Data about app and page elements
• • •

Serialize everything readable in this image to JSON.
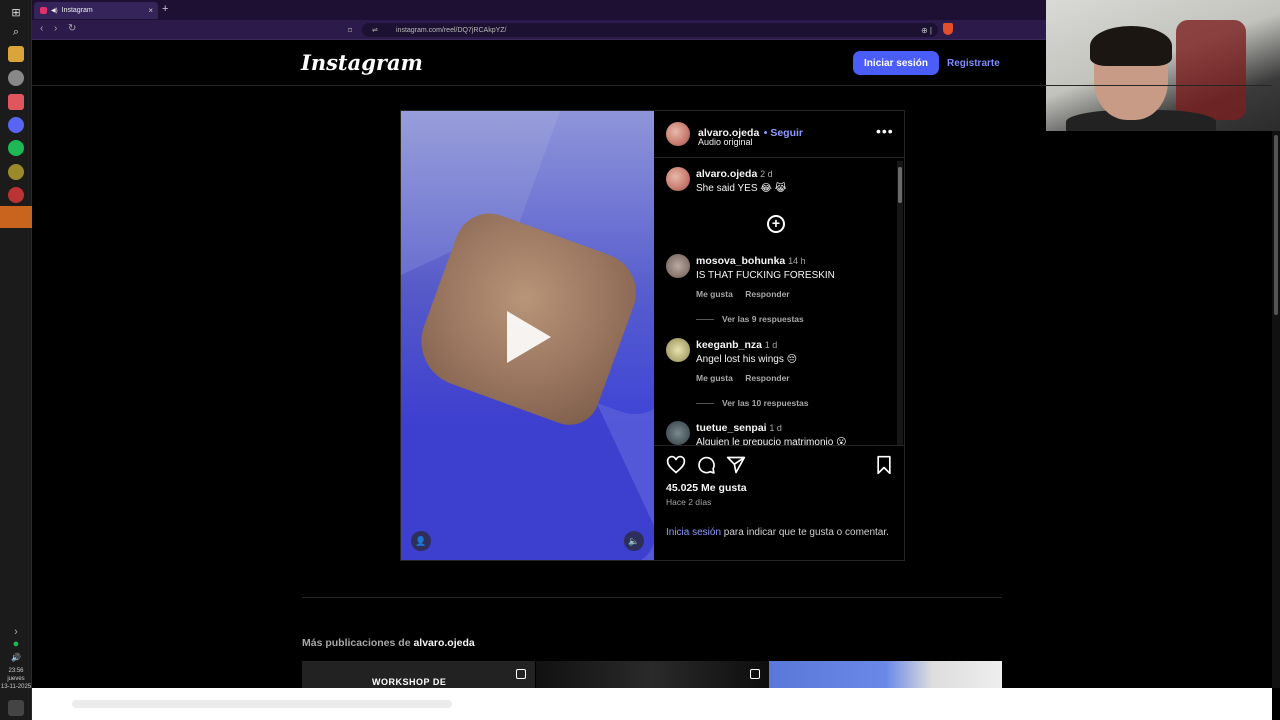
{
  "browser": {
    "tab_title": "Instagram",
    "new_tab": "+",
    "tab_close": "×",
    "url": "instagram.com/reel/DQ7jRCAkpYZ/"
  },
  "taskbar": {
    "time": "23:56",
    "day": "jueves",
    "date": "13-11-2025"
  },
  "header": {
    "logo": "Instagram",
    "login_label": "Iniciar sesión",
    "signup_label": "Registrarte"
  },
  "post": {
    "author": "alvaro.ojeda",
    "follow_label": "• Seguir",
    "audio": "Audio original",
    "caption": {
      "user": "alvaro.ojeda",
      "age": "2 d",
      "text": "She said YES 😂 😹"
    },
    "comments": [
      {
        "user": "mosova_bohunka",
        "age": "14 h",
        "text": "IS THAT FUCKING FORESKIN",
        "like": "Me gusta",
        "reply": "Responder",
        "view_replies": "Ver las 9 respuestas"
      },
      {
        "user": "keeganb_nza",
        "age": "1 d",
        "text": "Angel lost his wings 😔",
        "like": "Me gusta",
        "reply": "Responder",
        "view_replies": "Ver las 10 respuestas"
      },
      {
        "user": "tuetue_senpai",
        "age": "1 d",
        "text": "Alguien le prepucio matrimonio 😮"
      }
    ],
    "likes": "45.025 Me gusta",
    "posted": "Hace 2 días",
    "login_link": "Inicia sesión",
    "login_rest": " para indicar que te gusta o comentar."
  },
  "more": {
    "prefix": "Más publicaciones de ",
    "user": "alvaro.ojeda",
    "thumb1_text": "WORKSHOP DE"
  },
  "colors": {
    "accent": "#4a5df9",
    "link": "#8e9cff",
    "browser_bg": "#1e1033"
  }
}
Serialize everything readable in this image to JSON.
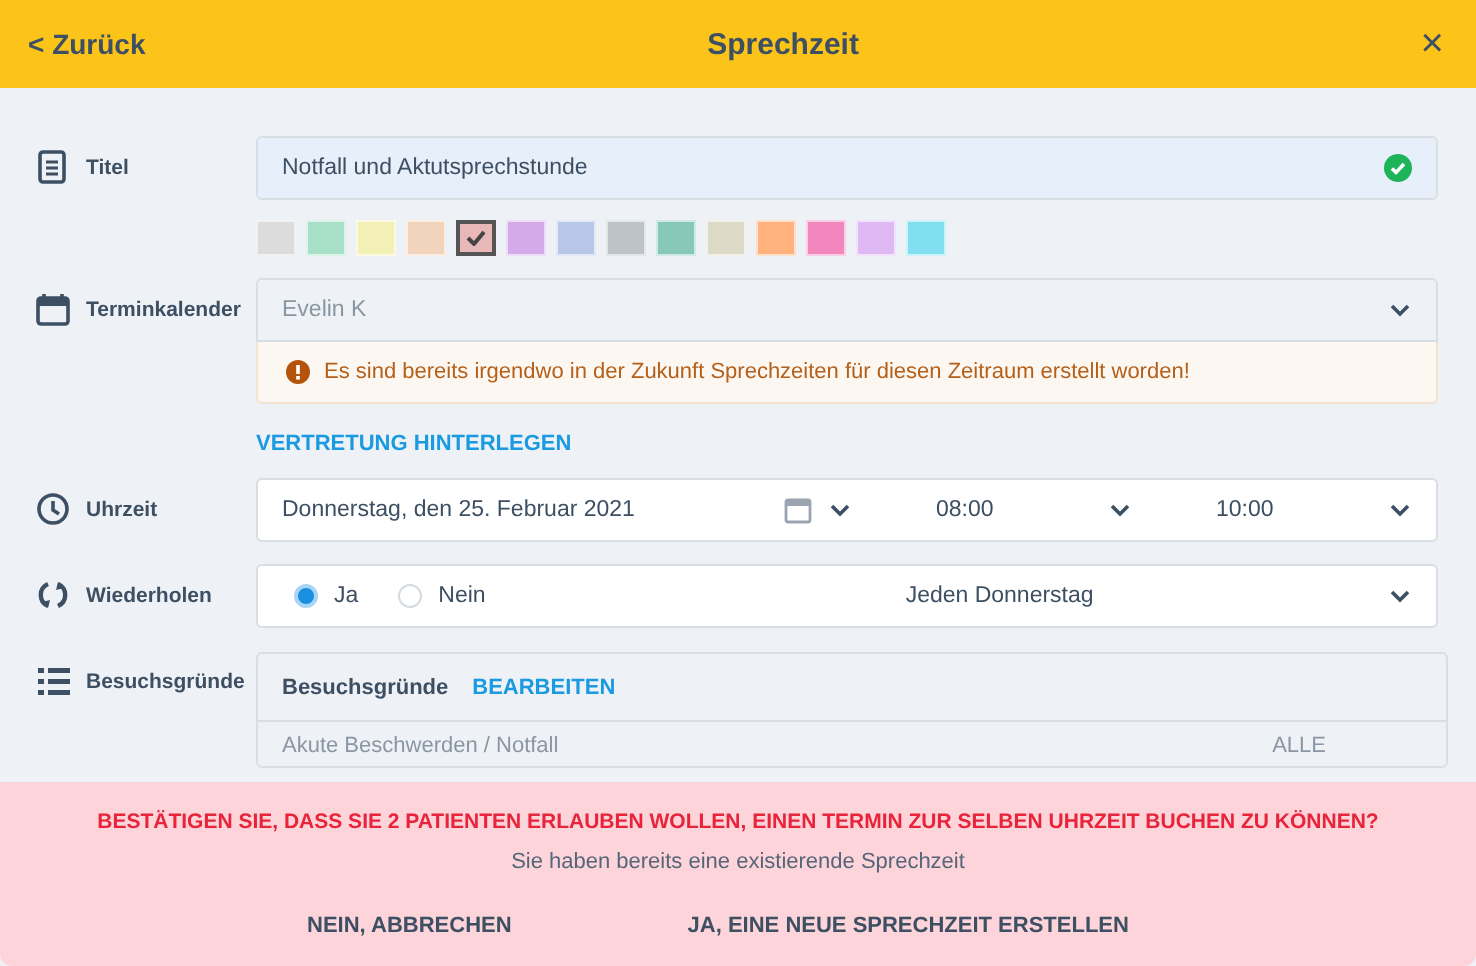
{
  "header": {
    "back": "< Zurück",
    "title": "Sprechzeit",
    "close": "×"
  },
  "title_field": {
    "label": "Titel",
    "value": "Notfall und Aktutsprechstunde",
    "valid": true
  },
  "colors": [
    {
      "color": "#dcdcdc",
      "selected": false
    },
    {
      "color": "#a8e0c8",
      "selected": false
    },
    {
      "color": "#f2f0b4",
      "selected": false
    },
    {
      "color": "#f2d4bc",
      "selected": false
    },
    {
      "color": "#e8b8b8",
      "selected": true
    },
    {
      "color": "#d4aae8",
      "selected": false
    },
    {
      "color": "#b8c7e8",
      "selected": false
    },
    {
      "color": "#bcc3c9",
      "selected": false
    },
    {
      "color": "#88c8bb",
      "selected": false
    },
    {
      "color": "#dcd9c7",
      "selected": false
    },
    {
      "color": "#ffb27e",
      "selected": false
    },
    {
      "color": "#f286bd",
      "selected": false
    },
    {
      "color": "#dfb9f3",
      "selected": false
    },
    {
      "color": "#81dff0",
      "selected": false
    }
  ],
  "calendar": {
    "label": "Terminkalender",
    "value": "Evelin K",
    "warning": "Es sind bereits irgendwo in der Zukunft Sprechzeiten für diesen Zeitraum erstellt worden!",
    "link": "VERTRETUNG HINTERLEGEN"
  },
  "time": {
    "label": "Uhrzeit",
    "date": "Donnerstag, den 25. Februar 2021",
    "start": "08:00",
    "end": "10:00"
  },
  "repeat": {
    "label": "Wiederholen",
    "options": [
      {
        "label": "Ja",
        "selected": true
      },
      {
        "label": "Nein",
        "selected": false
      }
    ],
    "interval": "Jeden Donnerstag"
  },
  "reasons": {
    "label": "Besuchsgründe",
    "heading": "Besuchsgründe",
    "edit": "BEARBEITEN",
    "rows": [
      {
        "name": "Akute Beschwerden / Notfall",
        "value": "ALLE"
      }
    ]
  },
  "confirm": {
    "question": "BESTÄTIGEN SIE, DASS SIE 2 PATIENTEN ERLAUBEN WOLLEN, EINEN TERMIN ZUR SELBEN UHRZEIT BUCHEN ZU KÖNNEN?",
    "note": "Sie haben bereits eine existierende Sprechzeit",
    "buttons": [
      "NEIN, ABBRECHEN",
      "JA, EINE NEUE SPRECHZEIT ERSTELLEN"
    ]
  }
}
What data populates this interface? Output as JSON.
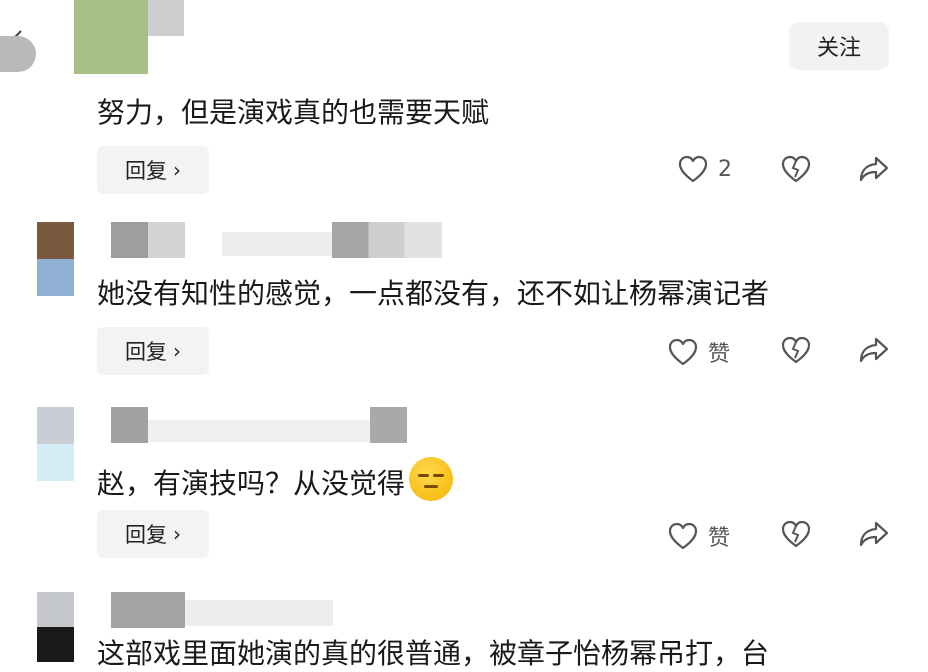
{
  "header": {
    "follow_label": "关注"
  },
  "comments": [
    {
      "text": "努力，但是演戏真的也需要天赋",
      "reply_label": "回复",
      "like_label": "2"
    },
    {
      "text": "她没有知性的感觉，一点都没有，还不如让杨幂演记者",
      "reply_label": "回复",
      "like_label": "赞"
    },
    {
      "text": "赵，有演技吗？从没觉得",
      "reply_label": "回复",
      "like_label": "赞"
    },
    {
      "text": "这部戏里面她演的真的很普通，被章子怡杨幂吊打，台"
    }
  ],
  "icons": {
    "back": "chevron-left-icon",
    "like": "heart-icon",
    "dislike": "broken-heart-icon",
    "share": "share-arrow-icon",
    "emoji": "smirk-emoji"
  }
}
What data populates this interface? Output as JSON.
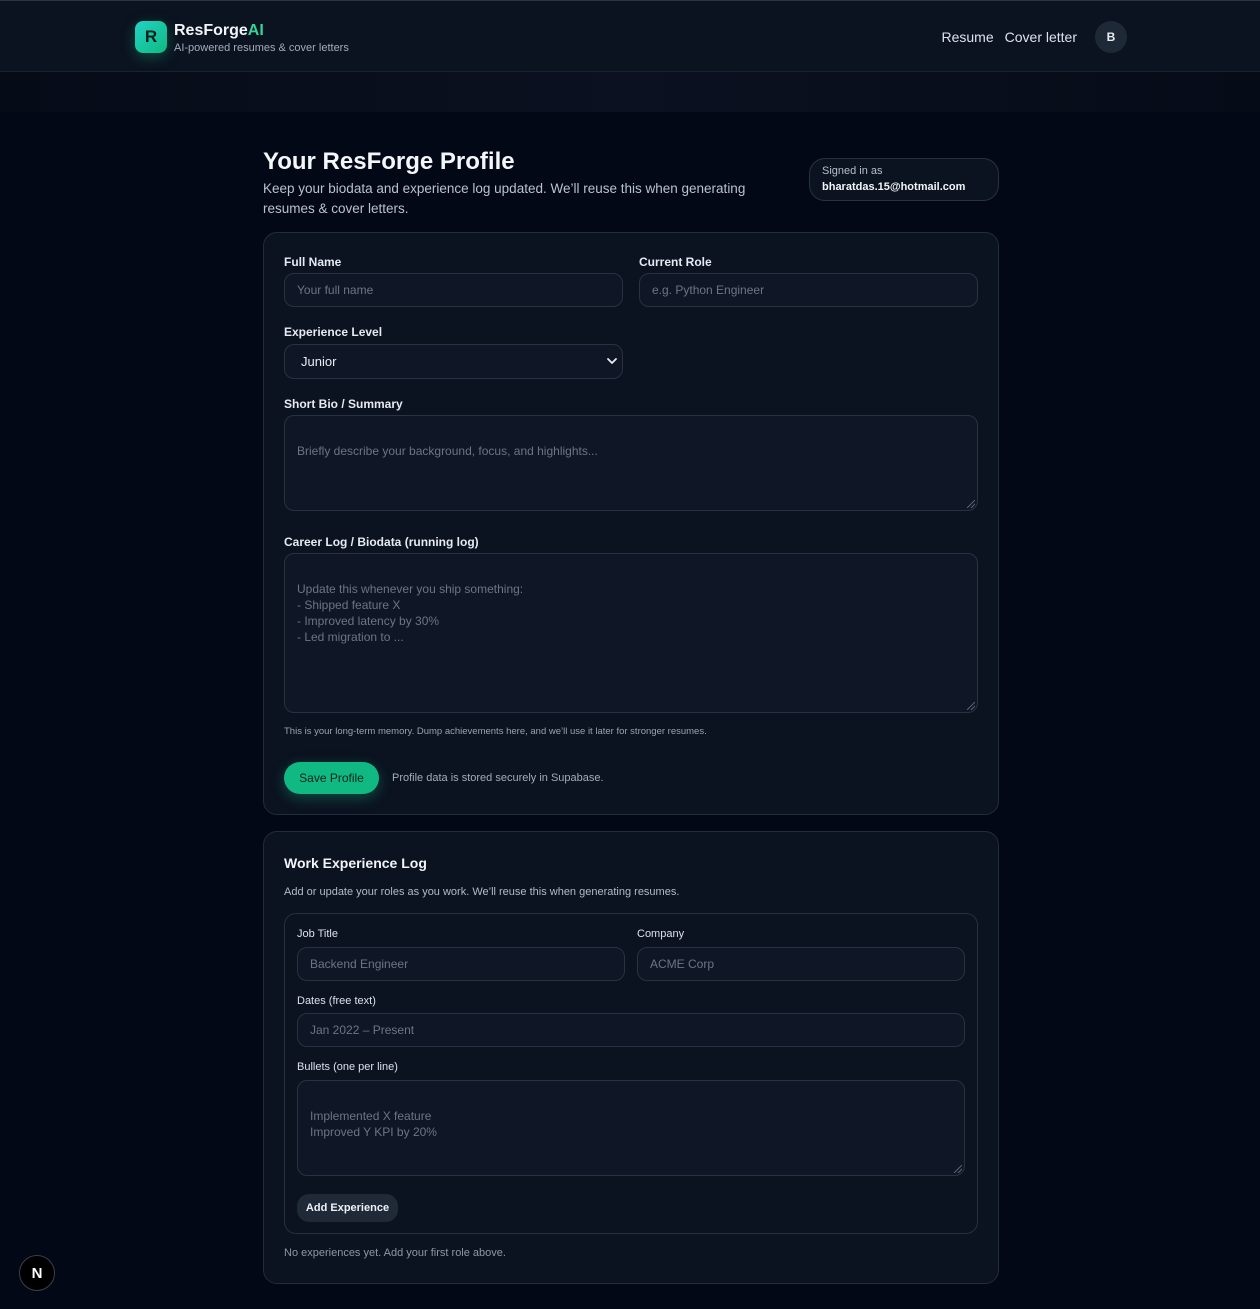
{
  "brand": {
    "logo_letter": "R",
    "name_main": "ResForge",
    "name_accent": "AI",
    "tagline": "AI-powered resumes & cover letters"
  },
  "nav": {
    "items": [
      "Resume",
      "Cover letter"
    ],
    "avatar_letter": "B"
  },
  "header": {
    "title": "Your ResForge Profile",
    "subtitle": "Keep your biodata and experience log updated. We’ll reuse this when generating resumes & cover letters.",
    "signed_in_label": "Signed in as",
    "email": "bharatdas.15@hotmail.com"
  },
  "profile": {
    "full_name_label": "Full Name",
    "full_name_placeholder": "Your full name",
    "current_role_label": "Current Role",
    "current_role_placeholder": "e.g. Python Engineer",
    "experience_label": "Experience Level",
    "experience_value": "Junior",
    "bio_label": "Short Bio / Summary",
    "bio_placeholder": "Briefly describe your background, focus, and highlights...",
    "career_label": "Career Log / Biodata (running log)",
    "career_placeholder": "Update this whenever you ship something:\n- Shipped feature X\n- Improved latency by 30%\n- Led migration to ...",
    "career_hint": "This is your long-term memory. Dump achievements here, and we’ll use it later for stronger resumes.",
    "save_label": "Save Profile",
    "save_note": "Profile data is stored securely in Supabase."
  },
  "work": {
    "title": "Work Experience Log",
    "subtitle": "Add or update your roles as you work. We’ll reuse this when generating resumes.",
    "job_title_label": "Job Title",
    "job_title_placeholder": "Backend Engineer",
    "company_label": "Company",
    "company_placeholder": "ACME Corp",
    "dates_label": "Dates (free text)",
    "dates_placeholder": "Jan 2022 – Present",
    "bullets_label": "Bullets (one per line)",
    "bullets_placeholder": "Implemented X feature\nImproved Y KPI by 20%",
    "add_label": "Add Experience",
    "empty_text": "No experiences yet. Add your first role above."
  },
  "badge": {
    "letter": "N"
  },
  "colors": {
    "accent": "#10b981",
    "background": "#030816",
    "card": "#0b1220"
  }
}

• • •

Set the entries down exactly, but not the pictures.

Serialize everything readable in this image to JSON.
{
  "browser": {
    "tab_title": "Instagram",
    "new_tab": "+",
    "tab_close": "×",
    "url": "instagram.com/reel/DQ7jRCAkpYZ/"
  },
  "taskbar": {
    "time": "23:56",
    "day": "jueves",
    "date": "13-11-2025"
  },
  "header": {
    "logo": "Instagram",
    "login_label": "Iniciar sesión",
    "signup_label": "Registrarte"
  },
  "post": {
    "author": "alvaro.ojeda",
    "follow_label": "• Seguir",
    "audio": "Audio original",
    "caption": {
      "user": "alvaro.ojeda",
      "age": "2 d",
      "text": "She said YES 😂 😹"
    },
    "comments": [
      {
        "user": "mosova_bohunka",
        "age": "14 h",
        "text": "IS THAT FUCKING FORESKIN",
        "like": "Me gusta",
        "reply": "Responder",
        "view_replies": "Ver las 9 respuestas"
      },
      {
        "user": "keeganb_nza",
        "age": "1 d",
        "text": "Angel lost his wings 😔",
        "like": "Me gusta",
        "reply": "Responder",
        "view_replies": "Ver las 10 respuestas"
      },
      {
        "user": "tuetue_senpai",
        "age": "1 d",
        "text": "Alguien le prepucio matrimonio 😮"
      }
    ],
    "likes": "45.025 Me gusta",
    "posted": "Hace 2 días",
    "login_link": "Inicia sesión",
    "login_rest": " para indicar que te gusta o comentar."
  },
  "more": {
    "prefix": "Más publicaciones de ",
    "user": "alvaro.ojeda",
    "thumb1_text": "WORKSHOP DE"
  },
  "colors": {
    "accent": "#4a5df9",
    "link": "#8e9cff",
    "browser_bg": "#1e1033"
  }
}
Serialize everything readable in this image to JSON.
{
  "header": {
    "back": "< Zurück",
    "title": "Sprechzeit",
    "close": "×"
  },
  "title_field": {
    "label": "Titel",
    "value": "Notfall und Aktutsprechstunde",
    "valid": true
  },
  "colors": [
    {
      "color": "#dcdcdc",
      "selected": false
    },
    {
      "color": "#a8e0c8",
      "selected": false
    },
    {
      "color": "#f2f0b4",
      "selected": false
    },
    {
      "color": "#f2d4bc",
      "selected": false
    },
    {
      "color": "#e8b8b8",
      "selected": true
    },
    {
      "color": "#d4aae8",
      "selected": false
    },
    {
      "color": "#b8c7e8",
      "selected": false
    },
    {
      "color": "#bcc3c9",
      "selected": false
    },
    {
      "color": "#88c8bb",
      "selected": false
    },
    {
      "color": "#dcd9c7",
      "selected": false
    },
    {
      "color": "#ffb27e",
      "selected": false
    },
    {
      "color": "#f286bd",
      "selected": false
    },
    {
      "color": "#dfb9f3",
      "selected": false
    },
    {
      "color": "#81dff0",
      "selected": false
    }
  ],
  "calendar": {
    "label": "Terminkalender",
    "value": "Evelin K",
    "warning": "Es sind bereits irgendwo in der Zukunft Sprechzeiten für diesen Zeitraum erstellt worden!",
    "link": "VERTRETUNG HINTERLEGEN"
  },
  "time": {
    "label": "Uhrzeit",
    "date": "Donnerstag, den 25. Februar 2021",
    "start": "08:00",
    "end": "10:00"
  },
  "repeat": {
    "label": "Wiederholen",
    "options": [
      {
        "label": "Ja",
        "selected": true
      },
      {
        "label": "Nein",
        "selected": false
      }
    ],
    "interval": "Jeden Donnerstag"
  },
  "reasons": {
    "label": "Besuchsgründe",
    "heading": "Besuchsgründe",
    "edit": "BEARBEITEN",
    "rows": [
      {
        "name": "Akute Beschwerden / Notfall",
        "value": "ALLE"
      }
    ]
  },
  "confirm": {
    "question": "BESTÄTIGEN SIE, DASS SIE 2 PATIENTEN ERLAUBEN WOLLEN, EINEN TERMIN ZUR SELBEN UHRZEIT BUCHEN ZU KÖNNEN?",
    "note": "Sie haben bereits eine existierende Sprechzeit",
    "buttons": [
      "NEIN, ABBRECHEN",
      "JA, EINE NEUE SPRECHZEIT ERSTELLEN"
    ]
  }
}
What data populates this interface? Output as JSON.
{
  "header": {
    "follow_label": "关注"
  },
  "comments": [
    {
      "text": "努力，但是演戏真的也需要天赋",
      "reply_label": "回复",
      "like_label": "2"
    },
    {
      "text": "她没有知性的感觉，一点都没有，还不如让杨幂演记者",
      "reply_label": "回复",
      "like_label": "赞"
    },
    {
      "text": "赵，有演技吗？从没觉得",
      "reply_label": "回复",
      "like_label": "赞"
    },
    {
      "text": "这部戏里面她演的真的很普通，被章子怡杨幂吊打，台"
    }
  ],
  "icons": {
    "back": "chevron-left-icon",
    "like": "heart-icon",
    "dislike": "broken-heart-icon",
    "share": "share-arrow-icon",
    "emoji": "smirk-emoji"
  }
}
What data populates this interface? Output as JSON.
{
  "brand": {
    "logo_letter": "R",
    "name_main": "ResForge",
    "name_accent": "AI",
    "tagline": "AI-powered resumes & cover letters"
  },
  "nav": {
    "items": [
      "Resume",
      "Cover letter"
    ],
    "avatar_letter": "B"
  },
  "header": {
    "title": "Your ResForge Profile",
    "subtitle": "Keep your biodata and experience log updated. We’ll reuse this when generating resumes & cover letters.",
    "signed_in_label": "Signed in as",
    "email": "bharatdas.15@hotmail.com"
  },
  "profile": {
    "full_name_label": "Full Name",
    "full_name_placeholder": "Your full name",
    "current_role_label": "Current Role",
    "current_role_placeholder": "e.g. Python Engineer",
    "experience_label": "Experience Level",
    "experience_value": "Junior",
    "bio_label": "Short Bio / Summary",
    "bio_placeholder": "Briefly describe your background, focus, and highlights...",
    "career_label": "Career Log / Biodata (running log)",
    "career_placeholder": "Update this whenever you ship something:\n- Shipped feature X\n- Improved latency by 30%\n- Led migration to ...",
    "career_hint": "This is your long-term memory. Dump achievements here, and we’ll use it later for stronger resumes.",
    "save_label": "Save Profile",
    "save_note": "Profile data is stored securely in Supabase."
  },
  "work": {
    "title": "Work Experience Log",
    "subtitle": "Add or update your roles as you work. We’ll reuse this when generating resumes.",
    "job_title_label": "Job Title",
    "job_title_placeholder": "Backend Engineer",
    "company_label": "Company",
    "company_placeholder": "ACME Corp",
    "dates_label": "Dates (free text)",
    "dates_placeholder": "Jan 2022 – Present",
    "bullets_label": "Bullets (one per line)",
    "bullets_placeholder": "Implemented X feature\nImproved Y KPI by 20%",
    "add_label": "Add Experience",
    "empty_text": "No experiences yet. Add your first role above."
  },
  "badge": {
    "letter": "N"
  },
  "colors": {
    "accent": "#10b981",
    "background": "#030816",
    "card": "#0b1220"
  }
}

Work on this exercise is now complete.